Search the records for the string "title", then copy each line that has it.

Stored records

——

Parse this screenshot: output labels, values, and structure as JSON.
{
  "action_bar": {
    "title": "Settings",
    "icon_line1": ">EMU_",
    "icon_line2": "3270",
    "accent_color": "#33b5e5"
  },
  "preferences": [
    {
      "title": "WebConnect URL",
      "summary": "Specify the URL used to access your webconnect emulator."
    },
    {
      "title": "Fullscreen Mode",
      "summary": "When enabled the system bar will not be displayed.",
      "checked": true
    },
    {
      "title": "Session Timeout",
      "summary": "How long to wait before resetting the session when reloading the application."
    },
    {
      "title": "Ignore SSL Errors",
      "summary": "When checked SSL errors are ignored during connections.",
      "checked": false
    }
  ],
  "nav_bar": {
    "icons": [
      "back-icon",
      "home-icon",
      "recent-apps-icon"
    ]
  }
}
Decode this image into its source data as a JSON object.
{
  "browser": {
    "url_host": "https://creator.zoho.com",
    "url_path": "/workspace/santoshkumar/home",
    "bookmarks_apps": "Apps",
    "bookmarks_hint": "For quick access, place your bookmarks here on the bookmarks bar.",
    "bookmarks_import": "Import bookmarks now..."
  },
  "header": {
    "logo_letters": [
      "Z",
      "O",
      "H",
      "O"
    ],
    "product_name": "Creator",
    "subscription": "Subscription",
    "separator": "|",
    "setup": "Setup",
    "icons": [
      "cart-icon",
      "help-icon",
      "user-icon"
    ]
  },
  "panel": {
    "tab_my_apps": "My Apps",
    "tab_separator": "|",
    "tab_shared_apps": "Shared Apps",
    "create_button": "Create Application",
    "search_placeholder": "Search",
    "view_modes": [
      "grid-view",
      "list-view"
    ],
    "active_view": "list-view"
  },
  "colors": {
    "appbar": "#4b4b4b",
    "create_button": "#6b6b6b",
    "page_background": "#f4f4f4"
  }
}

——

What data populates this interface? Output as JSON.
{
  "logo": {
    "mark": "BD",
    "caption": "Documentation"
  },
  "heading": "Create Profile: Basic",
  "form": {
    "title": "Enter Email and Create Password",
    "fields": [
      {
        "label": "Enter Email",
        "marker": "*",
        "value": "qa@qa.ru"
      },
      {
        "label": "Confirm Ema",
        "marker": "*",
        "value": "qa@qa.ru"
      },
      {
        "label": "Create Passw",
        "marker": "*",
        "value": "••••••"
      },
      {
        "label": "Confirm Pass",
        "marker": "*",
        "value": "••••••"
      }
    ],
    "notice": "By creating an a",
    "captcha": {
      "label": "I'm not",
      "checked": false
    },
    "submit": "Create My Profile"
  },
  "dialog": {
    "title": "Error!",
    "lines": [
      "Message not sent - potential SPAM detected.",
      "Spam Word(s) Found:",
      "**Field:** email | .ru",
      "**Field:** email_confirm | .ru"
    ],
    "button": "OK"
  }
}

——

#### Solution for this task
    "title": "Settings",
      "title": "WebConnect URL",
      "title": "Fullscreen Mode",
      "title": "Session Timeout",
      "title": "Ignore SSL Errors",
    "title": "Enter Email and Create Password",
    "title": "Error!",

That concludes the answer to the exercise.